Website and app data records:
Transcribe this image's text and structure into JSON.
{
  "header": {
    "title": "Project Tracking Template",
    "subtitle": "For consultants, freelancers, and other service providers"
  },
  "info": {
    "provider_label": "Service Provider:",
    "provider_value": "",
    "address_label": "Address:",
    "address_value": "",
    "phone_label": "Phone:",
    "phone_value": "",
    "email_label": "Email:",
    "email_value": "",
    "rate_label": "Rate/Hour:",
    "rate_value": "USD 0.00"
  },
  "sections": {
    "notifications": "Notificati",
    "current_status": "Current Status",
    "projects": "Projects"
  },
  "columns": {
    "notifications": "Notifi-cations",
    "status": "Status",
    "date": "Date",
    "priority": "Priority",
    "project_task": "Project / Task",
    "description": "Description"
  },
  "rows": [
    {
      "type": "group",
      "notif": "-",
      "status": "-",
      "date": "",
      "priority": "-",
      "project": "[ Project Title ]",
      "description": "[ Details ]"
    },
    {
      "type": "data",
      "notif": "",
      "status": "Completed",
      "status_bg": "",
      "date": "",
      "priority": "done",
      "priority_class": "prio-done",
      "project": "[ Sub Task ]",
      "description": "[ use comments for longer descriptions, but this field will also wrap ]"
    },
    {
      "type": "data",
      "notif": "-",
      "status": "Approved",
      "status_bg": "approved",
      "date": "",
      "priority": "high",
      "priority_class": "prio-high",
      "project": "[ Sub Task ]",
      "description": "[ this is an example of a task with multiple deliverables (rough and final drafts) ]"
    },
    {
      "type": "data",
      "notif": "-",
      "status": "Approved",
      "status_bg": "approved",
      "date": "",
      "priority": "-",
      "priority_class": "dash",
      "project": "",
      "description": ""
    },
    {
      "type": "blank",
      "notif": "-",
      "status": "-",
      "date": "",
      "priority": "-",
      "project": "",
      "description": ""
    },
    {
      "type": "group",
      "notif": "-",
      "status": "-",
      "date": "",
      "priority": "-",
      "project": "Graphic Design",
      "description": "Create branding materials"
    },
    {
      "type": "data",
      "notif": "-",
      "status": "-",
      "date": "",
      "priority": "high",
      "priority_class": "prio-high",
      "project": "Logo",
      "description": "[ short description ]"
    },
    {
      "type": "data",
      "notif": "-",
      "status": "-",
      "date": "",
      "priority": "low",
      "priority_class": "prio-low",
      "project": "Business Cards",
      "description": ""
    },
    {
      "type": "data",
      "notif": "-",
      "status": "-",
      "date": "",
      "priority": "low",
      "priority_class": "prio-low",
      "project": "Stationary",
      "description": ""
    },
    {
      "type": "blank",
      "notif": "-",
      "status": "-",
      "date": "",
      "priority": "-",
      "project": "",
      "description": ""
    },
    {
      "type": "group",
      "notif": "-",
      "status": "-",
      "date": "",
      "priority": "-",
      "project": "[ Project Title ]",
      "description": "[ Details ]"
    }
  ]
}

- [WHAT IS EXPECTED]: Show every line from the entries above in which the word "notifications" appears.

- [RESULT OF THIS TASK]:
    "notifications": "Notificati",
    "notifications": "Notifi-cations",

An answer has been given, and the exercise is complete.